Problem statement => The expected answer is every line of the material that contains the word "icon".
:: Data extracts
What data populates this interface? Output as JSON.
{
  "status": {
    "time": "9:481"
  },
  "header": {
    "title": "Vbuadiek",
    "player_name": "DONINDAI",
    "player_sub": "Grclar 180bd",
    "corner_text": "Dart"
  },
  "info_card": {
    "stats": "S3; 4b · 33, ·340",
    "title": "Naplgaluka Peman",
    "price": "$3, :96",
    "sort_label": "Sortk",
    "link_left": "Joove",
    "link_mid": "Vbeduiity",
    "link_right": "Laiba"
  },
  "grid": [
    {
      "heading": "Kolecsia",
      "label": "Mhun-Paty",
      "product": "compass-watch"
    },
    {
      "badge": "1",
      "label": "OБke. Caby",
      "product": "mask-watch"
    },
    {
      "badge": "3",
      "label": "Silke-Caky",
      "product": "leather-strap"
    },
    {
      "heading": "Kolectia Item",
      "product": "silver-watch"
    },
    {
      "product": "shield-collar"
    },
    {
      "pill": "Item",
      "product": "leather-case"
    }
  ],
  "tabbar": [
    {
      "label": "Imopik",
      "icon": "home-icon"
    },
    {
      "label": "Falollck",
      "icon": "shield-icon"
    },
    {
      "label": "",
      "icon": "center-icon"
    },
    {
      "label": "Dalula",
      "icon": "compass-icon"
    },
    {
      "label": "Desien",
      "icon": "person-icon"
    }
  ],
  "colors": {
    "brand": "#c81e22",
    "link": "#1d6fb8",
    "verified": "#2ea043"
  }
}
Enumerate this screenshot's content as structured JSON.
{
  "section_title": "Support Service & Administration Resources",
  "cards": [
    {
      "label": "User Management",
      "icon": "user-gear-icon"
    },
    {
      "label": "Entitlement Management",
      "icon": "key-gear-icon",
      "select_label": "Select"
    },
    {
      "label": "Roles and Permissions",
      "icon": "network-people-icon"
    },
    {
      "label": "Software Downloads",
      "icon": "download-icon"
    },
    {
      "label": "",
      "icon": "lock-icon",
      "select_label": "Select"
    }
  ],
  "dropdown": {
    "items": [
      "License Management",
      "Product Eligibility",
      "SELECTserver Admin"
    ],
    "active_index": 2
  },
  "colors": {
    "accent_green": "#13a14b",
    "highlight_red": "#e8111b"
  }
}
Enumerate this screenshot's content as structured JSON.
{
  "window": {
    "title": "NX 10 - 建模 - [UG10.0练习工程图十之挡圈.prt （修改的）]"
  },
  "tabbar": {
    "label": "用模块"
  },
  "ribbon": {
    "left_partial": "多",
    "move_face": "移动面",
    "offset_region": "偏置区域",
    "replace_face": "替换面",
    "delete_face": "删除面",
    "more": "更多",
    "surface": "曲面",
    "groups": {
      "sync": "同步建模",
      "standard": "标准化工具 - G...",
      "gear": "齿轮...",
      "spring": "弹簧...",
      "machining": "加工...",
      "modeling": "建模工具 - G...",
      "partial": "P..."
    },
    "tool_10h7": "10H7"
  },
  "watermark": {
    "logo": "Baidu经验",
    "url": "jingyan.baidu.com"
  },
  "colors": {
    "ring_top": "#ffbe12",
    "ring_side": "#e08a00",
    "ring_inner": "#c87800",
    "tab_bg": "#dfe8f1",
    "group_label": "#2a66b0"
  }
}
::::
Solution =>
      "icon": "home-icon"
      "icon": "shield-icon"
      "icon": "center-icon"
      "icon": "compass-icon"
      "icon": "person-icon"
      "icon": "user-gear-icon"
      "icon": "key-gear-icon",
      "icon": "network-people-icon"
      "icon": "download-icon"
      "icon": "lock-icon",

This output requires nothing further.